> **ASSIGNED TASK**: Which lines in the entries below contain the string "Fullscreen"? Show each of them in full.

> **Excerpts from an interface dataset**:
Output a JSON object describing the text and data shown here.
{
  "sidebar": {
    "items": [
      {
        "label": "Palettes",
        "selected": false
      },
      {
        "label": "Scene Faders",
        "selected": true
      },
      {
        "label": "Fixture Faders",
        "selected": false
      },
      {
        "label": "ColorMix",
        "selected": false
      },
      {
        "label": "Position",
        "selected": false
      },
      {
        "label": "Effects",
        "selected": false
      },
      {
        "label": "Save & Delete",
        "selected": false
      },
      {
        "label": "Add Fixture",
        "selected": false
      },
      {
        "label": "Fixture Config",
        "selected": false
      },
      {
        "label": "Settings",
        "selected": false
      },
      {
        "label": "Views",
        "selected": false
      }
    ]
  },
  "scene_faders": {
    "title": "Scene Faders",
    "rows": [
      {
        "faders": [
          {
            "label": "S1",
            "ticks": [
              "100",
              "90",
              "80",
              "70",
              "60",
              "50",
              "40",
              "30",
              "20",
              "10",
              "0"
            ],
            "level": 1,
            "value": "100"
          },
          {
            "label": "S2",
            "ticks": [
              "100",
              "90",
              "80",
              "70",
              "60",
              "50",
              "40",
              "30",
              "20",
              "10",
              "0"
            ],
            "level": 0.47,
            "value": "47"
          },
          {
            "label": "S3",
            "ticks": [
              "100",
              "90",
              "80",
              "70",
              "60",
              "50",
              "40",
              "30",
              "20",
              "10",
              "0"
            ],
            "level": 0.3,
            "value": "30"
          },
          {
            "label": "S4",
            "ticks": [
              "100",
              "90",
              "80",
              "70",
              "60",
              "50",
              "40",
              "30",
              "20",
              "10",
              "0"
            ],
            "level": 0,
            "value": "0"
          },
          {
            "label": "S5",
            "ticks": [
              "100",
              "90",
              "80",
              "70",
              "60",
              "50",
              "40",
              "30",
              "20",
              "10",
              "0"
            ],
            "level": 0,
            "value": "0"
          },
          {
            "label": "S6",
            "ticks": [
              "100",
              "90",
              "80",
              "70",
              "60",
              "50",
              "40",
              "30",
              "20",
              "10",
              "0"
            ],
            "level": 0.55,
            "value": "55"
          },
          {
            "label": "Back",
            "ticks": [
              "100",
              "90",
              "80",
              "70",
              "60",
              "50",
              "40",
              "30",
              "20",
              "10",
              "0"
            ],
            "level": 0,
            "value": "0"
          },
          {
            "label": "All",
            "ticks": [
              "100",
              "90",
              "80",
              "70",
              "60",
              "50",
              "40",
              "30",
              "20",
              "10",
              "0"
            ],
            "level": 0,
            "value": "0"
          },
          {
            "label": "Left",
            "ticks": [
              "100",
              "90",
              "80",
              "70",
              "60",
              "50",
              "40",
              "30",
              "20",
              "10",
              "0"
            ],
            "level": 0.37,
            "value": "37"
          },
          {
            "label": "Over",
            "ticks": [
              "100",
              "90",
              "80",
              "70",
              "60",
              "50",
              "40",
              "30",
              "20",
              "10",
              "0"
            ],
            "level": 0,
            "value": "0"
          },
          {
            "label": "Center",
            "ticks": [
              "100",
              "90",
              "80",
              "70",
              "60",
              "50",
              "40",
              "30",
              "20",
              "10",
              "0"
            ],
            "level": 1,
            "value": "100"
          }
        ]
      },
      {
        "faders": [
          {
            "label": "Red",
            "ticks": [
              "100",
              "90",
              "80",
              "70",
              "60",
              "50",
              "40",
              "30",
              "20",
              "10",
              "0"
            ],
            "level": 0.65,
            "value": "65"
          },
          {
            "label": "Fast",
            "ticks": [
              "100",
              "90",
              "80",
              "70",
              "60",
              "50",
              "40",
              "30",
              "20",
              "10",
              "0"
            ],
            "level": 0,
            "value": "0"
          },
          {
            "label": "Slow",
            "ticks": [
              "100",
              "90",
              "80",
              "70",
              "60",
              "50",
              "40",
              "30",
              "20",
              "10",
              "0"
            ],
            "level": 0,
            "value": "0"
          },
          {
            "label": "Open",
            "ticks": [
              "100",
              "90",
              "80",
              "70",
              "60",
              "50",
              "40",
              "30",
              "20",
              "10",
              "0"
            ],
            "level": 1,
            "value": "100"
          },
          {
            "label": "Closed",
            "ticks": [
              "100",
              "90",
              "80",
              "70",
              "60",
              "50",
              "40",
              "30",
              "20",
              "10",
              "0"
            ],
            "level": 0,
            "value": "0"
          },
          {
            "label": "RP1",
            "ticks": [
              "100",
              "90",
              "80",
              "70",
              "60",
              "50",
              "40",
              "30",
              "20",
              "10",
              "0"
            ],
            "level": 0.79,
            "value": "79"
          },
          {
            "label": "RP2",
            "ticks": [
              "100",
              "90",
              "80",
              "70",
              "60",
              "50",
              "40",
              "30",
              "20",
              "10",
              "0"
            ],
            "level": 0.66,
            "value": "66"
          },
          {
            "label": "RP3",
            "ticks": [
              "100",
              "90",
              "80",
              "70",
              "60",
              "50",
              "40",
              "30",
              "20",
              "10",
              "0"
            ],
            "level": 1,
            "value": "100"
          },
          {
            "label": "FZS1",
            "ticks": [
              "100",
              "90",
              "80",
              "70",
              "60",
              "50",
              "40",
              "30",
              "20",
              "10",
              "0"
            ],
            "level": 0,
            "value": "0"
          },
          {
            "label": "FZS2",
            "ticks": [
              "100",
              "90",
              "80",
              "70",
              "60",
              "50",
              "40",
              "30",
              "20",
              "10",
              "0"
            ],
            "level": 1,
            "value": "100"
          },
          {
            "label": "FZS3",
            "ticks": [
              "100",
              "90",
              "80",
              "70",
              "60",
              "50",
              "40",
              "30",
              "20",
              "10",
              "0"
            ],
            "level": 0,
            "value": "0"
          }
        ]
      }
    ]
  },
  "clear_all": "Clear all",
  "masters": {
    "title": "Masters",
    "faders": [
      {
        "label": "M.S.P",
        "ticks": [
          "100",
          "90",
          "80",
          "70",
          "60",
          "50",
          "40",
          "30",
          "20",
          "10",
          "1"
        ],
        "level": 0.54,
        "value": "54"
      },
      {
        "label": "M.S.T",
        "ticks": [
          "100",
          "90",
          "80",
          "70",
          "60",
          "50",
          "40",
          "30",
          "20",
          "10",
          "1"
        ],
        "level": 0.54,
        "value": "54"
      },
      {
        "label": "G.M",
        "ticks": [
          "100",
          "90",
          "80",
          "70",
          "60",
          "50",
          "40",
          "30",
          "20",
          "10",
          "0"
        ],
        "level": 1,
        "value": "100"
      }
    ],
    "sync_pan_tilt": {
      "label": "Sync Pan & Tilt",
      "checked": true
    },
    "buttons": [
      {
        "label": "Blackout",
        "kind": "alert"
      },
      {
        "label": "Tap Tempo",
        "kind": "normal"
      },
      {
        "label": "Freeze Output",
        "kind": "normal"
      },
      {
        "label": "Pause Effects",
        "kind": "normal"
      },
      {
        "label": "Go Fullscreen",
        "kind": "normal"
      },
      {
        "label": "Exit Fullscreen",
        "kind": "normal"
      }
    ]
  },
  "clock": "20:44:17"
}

> **WRITTEN RESPONSE**:
        "label": "Go Fullscreen",
        "label": "Exit Fullscreen",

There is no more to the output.